When you install new applications on your Mac, you're always faced with a lengthy end user licencing agreement that you must accept before using the programme. You're meant to read it, but none of us ever do because they're so long and dull.But it's at the end of the iTunes end user licence agreement that it clearly states that you must commit not to design or produce nuclear, chemical, or biological weapons.
In their user agreements, which you must sign before you download apps or sign up for a subscription, tech giants have all manner of odd clauses. But Apple has to have one of the weirdest terms ever seen. You would choose not to use iTunes (or any of Apple’s other online stores) to develop nuclear or biological weapons.
“You also agree that you will not use these products for any purposes prohibited by United States law, including, without limitation, the development, design, manufacture or production of nuclear, missiles, or chemical or biological weapons.”
Reasons for such clauses
Apple does not make its terms and conditions lengthy, dull, or impossible to read on purpose. It could theoretically shorten them, summarise them, or take out a few bullet points at the start to let you know if anything has changed since you last saw them. However, if something were to happen, someone might contend in court that anything hidden deeper down in the paper was given insufficient weight. That is something Apple does not want to happen.
The terms and conditions are designed to shield Apple from disciplinary action if you are dissatisfied with the product or if the product causes a consumer to suffer an accident. Furthermore, the words are intended to safeguard App.
The iTunes Terms and Conditions, properly referred to as the Apple Media Services Terms and Conditions since it was revised and renamed in September 2016, are the Ts&Cs you are most likely to have committed to.
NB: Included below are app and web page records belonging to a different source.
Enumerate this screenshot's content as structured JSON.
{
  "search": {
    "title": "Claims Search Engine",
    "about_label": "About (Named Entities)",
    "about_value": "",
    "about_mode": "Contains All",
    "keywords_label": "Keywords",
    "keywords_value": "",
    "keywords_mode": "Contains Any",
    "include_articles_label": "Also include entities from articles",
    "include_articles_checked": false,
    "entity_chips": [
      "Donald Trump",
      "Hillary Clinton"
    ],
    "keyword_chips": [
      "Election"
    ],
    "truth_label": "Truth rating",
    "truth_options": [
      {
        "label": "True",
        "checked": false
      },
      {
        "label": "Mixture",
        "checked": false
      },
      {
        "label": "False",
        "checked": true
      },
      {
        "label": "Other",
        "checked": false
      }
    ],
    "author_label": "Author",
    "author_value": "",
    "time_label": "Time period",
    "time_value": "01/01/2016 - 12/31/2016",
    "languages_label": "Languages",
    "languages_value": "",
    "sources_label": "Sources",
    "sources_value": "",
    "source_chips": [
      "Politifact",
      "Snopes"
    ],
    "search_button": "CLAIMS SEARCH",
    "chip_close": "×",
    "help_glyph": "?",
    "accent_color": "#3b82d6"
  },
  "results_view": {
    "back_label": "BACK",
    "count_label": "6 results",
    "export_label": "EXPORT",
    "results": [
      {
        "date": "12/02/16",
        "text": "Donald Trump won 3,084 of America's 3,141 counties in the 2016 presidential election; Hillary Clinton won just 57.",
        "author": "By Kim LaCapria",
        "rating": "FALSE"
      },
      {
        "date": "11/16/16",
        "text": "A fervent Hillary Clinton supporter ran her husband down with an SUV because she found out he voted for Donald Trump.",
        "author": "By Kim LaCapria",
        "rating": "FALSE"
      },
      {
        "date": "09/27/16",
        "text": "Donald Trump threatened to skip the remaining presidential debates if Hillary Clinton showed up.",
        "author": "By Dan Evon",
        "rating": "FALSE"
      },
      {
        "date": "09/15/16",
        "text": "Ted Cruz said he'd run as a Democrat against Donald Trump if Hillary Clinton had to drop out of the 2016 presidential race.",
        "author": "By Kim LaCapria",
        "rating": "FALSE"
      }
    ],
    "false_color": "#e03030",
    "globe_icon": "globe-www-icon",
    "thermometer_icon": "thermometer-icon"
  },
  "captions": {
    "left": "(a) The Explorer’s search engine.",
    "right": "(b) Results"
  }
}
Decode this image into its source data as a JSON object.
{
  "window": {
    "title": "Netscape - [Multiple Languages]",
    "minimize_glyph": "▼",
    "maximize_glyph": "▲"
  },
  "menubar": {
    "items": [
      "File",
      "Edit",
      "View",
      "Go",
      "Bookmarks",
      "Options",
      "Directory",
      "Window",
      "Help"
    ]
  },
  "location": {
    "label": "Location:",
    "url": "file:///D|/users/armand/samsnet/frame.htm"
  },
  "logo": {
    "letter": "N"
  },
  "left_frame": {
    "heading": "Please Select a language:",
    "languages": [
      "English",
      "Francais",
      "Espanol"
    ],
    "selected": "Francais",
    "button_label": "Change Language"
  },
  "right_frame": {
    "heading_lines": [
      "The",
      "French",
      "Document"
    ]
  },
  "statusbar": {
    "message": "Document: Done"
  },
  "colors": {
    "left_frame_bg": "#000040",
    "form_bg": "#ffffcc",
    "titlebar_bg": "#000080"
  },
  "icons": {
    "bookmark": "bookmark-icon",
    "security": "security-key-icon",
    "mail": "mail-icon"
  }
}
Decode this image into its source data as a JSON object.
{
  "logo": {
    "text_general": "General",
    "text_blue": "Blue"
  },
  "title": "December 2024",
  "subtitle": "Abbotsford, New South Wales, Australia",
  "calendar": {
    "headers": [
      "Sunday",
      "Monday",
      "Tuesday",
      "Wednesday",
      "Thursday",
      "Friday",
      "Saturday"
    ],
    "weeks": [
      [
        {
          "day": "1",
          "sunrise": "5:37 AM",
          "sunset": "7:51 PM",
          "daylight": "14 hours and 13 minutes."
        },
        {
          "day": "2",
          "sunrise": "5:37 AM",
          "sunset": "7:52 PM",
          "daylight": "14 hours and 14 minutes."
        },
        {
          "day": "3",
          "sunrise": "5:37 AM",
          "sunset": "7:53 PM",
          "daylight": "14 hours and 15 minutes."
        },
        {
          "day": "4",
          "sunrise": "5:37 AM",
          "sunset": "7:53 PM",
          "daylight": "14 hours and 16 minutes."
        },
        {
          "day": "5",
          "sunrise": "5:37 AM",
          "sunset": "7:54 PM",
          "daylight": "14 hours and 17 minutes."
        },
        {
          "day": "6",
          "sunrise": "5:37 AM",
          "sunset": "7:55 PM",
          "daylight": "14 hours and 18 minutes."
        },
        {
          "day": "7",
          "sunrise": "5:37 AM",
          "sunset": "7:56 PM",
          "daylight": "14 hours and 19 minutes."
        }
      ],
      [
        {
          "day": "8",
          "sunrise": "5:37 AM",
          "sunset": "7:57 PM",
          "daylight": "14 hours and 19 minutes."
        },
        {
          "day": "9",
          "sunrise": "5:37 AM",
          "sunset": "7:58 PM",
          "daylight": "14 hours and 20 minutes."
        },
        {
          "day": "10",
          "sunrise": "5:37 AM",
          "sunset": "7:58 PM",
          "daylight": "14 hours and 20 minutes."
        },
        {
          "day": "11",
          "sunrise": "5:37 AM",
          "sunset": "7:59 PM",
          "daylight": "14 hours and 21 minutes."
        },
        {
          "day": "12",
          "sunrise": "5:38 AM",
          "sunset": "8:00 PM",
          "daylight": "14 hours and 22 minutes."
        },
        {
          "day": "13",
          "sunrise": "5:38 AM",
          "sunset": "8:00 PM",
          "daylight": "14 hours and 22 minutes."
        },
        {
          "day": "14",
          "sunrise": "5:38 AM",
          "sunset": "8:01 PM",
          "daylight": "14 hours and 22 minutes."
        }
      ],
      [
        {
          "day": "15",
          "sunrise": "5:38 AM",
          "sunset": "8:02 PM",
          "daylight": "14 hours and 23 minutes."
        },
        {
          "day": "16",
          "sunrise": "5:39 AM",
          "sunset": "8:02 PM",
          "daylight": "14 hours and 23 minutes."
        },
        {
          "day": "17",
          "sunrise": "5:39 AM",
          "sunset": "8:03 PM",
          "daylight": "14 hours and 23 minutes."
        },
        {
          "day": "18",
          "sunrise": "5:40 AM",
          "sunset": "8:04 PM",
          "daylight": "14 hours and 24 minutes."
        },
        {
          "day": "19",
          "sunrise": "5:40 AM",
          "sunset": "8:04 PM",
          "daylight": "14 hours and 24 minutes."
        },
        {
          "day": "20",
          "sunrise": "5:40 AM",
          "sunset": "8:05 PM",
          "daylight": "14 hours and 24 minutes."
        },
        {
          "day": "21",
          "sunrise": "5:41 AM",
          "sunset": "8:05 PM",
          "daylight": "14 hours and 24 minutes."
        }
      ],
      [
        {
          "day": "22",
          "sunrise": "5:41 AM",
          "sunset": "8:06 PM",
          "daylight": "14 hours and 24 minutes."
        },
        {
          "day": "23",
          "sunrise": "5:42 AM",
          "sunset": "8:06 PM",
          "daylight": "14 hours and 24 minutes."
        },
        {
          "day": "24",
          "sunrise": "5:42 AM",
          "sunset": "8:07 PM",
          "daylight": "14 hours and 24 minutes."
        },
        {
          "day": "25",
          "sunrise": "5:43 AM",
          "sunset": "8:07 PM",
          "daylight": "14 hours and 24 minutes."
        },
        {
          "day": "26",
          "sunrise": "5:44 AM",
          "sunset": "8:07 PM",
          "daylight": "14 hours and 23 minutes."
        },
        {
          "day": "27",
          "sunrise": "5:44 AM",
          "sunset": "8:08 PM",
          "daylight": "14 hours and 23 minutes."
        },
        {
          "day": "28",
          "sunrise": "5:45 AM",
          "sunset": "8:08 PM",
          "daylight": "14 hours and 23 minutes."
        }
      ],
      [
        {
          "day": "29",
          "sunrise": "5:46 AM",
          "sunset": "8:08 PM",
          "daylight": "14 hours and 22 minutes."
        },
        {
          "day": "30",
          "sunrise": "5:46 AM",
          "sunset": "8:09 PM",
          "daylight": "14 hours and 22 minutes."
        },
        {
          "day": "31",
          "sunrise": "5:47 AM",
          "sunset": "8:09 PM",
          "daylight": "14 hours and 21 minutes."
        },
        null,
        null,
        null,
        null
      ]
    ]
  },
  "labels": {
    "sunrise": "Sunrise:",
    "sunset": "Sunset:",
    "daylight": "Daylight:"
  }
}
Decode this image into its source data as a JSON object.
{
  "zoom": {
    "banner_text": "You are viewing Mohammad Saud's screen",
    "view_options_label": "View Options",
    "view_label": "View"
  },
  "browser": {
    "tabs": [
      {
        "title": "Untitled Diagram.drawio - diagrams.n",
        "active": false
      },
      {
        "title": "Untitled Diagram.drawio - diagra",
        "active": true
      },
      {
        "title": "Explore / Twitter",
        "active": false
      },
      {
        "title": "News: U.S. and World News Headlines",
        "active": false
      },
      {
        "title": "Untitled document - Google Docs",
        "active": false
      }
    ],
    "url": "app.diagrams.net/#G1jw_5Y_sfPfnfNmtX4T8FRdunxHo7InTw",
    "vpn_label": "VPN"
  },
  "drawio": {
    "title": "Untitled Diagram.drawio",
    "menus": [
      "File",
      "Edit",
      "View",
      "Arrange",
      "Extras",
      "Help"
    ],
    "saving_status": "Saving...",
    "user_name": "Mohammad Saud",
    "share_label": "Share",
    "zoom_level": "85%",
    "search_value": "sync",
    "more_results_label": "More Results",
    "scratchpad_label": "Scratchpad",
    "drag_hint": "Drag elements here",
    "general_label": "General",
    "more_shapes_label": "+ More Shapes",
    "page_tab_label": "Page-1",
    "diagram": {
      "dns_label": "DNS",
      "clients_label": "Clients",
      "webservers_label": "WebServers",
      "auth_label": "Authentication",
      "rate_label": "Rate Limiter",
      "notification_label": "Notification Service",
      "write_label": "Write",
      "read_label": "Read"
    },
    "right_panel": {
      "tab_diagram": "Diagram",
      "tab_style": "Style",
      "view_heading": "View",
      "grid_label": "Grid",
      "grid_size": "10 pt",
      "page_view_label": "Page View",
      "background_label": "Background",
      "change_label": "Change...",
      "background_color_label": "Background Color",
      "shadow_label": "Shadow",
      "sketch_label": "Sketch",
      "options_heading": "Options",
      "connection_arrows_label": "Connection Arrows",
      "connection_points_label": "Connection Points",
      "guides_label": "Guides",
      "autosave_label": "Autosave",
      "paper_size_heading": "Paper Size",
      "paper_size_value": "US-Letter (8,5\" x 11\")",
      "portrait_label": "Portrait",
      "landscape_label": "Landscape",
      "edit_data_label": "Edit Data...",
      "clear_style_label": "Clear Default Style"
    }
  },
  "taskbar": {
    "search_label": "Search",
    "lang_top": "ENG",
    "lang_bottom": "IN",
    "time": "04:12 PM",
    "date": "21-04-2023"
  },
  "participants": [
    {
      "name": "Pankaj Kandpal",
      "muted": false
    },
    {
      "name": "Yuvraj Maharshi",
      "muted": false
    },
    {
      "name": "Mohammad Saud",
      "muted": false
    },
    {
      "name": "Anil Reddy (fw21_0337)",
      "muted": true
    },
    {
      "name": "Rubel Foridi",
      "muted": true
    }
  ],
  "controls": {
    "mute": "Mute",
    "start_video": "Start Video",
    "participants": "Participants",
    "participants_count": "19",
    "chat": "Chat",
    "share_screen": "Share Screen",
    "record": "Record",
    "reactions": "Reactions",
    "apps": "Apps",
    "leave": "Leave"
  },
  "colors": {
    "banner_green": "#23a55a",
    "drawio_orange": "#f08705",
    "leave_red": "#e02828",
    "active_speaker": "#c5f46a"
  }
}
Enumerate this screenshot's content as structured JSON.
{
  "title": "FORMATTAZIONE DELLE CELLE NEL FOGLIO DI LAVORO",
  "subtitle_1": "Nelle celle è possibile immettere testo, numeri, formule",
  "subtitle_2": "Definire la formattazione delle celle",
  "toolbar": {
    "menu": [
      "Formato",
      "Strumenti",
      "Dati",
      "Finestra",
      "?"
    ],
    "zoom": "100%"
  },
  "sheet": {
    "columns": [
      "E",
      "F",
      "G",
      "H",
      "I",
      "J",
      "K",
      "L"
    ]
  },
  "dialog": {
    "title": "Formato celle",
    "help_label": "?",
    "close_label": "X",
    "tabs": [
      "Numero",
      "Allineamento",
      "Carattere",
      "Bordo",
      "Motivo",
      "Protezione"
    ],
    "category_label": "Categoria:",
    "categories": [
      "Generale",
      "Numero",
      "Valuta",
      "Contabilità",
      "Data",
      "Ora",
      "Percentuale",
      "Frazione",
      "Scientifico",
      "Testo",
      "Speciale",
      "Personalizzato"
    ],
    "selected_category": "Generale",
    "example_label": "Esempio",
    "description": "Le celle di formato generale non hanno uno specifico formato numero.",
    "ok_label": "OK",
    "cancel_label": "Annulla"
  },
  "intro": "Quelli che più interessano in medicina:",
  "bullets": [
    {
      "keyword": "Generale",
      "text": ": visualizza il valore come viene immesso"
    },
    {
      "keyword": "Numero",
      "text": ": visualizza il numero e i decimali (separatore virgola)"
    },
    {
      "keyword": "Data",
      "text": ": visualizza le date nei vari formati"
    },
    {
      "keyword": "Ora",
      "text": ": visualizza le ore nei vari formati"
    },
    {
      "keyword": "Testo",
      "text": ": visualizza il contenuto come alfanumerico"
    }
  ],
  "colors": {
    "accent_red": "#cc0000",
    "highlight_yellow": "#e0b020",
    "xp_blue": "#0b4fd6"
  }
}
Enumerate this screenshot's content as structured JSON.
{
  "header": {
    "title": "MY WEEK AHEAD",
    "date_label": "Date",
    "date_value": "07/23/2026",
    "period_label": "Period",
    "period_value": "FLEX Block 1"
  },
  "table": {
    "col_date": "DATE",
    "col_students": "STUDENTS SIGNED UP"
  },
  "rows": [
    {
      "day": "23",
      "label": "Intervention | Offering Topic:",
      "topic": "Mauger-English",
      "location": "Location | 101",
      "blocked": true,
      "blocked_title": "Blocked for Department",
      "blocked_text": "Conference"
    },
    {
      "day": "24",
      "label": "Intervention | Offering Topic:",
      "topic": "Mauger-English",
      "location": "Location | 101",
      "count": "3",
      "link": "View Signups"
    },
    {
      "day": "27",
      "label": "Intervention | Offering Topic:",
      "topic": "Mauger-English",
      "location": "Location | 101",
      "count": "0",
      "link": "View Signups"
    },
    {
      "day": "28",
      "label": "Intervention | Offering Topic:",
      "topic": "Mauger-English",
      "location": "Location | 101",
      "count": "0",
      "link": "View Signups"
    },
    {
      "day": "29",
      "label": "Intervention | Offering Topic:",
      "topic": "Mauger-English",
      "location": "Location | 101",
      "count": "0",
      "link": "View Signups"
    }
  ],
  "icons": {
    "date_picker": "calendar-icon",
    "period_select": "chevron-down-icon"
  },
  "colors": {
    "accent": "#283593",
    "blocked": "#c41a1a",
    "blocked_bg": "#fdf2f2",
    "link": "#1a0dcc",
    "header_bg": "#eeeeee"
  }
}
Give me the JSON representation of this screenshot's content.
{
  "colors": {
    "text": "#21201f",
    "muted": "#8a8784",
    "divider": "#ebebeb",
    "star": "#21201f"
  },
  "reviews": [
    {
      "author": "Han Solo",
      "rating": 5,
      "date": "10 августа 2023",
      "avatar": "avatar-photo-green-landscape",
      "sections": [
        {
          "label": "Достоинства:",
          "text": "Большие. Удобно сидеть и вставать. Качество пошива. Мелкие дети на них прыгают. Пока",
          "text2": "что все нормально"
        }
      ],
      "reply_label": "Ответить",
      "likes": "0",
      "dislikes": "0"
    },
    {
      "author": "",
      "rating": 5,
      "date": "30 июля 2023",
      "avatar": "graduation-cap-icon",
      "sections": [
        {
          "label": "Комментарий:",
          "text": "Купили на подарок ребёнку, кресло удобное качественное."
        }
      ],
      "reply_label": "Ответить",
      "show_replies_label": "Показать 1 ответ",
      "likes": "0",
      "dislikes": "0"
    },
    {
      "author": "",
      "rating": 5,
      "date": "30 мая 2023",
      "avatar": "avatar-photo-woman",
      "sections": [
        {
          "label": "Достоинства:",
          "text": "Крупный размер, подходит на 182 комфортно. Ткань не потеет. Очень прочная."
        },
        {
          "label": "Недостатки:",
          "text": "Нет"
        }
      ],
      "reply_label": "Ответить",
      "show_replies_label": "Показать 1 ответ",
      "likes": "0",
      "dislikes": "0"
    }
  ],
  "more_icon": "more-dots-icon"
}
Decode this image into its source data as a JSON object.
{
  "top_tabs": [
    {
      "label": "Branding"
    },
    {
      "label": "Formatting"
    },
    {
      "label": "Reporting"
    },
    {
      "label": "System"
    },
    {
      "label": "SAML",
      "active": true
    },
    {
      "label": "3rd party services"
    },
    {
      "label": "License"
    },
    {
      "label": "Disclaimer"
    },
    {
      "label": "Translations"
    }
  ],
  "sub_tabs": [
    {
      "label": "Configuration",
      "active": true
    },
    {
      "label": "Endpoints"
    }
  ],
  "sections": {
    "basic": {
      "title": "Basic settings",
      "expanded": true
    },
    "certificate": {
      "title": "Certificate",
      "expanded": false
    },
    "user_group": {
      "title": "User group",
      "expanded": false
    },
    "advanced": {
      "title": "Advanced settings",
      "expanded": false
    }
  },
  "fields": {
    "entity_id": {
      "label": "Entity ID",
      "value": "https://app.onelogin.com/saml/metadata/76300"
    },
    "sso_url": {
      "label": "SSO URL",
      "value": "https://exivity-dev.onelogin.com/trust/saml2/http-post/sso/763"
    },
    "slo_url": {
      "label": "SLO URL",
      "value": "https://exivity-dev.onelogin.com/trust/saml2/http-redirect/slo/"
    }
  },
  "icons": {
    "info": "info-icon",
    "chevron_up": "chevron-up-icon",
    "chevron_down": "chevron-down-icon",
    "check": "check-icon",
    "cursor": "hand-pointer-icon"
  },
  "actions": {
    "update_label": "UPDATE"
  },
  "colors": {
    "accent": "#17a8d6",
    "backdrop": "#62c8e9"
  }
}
The terms and conditions for iTunes is infamous for being so lengthy that no one reads them. So much so that a South Park episode is devoted to the fictitious repercussions we may be agreeing to.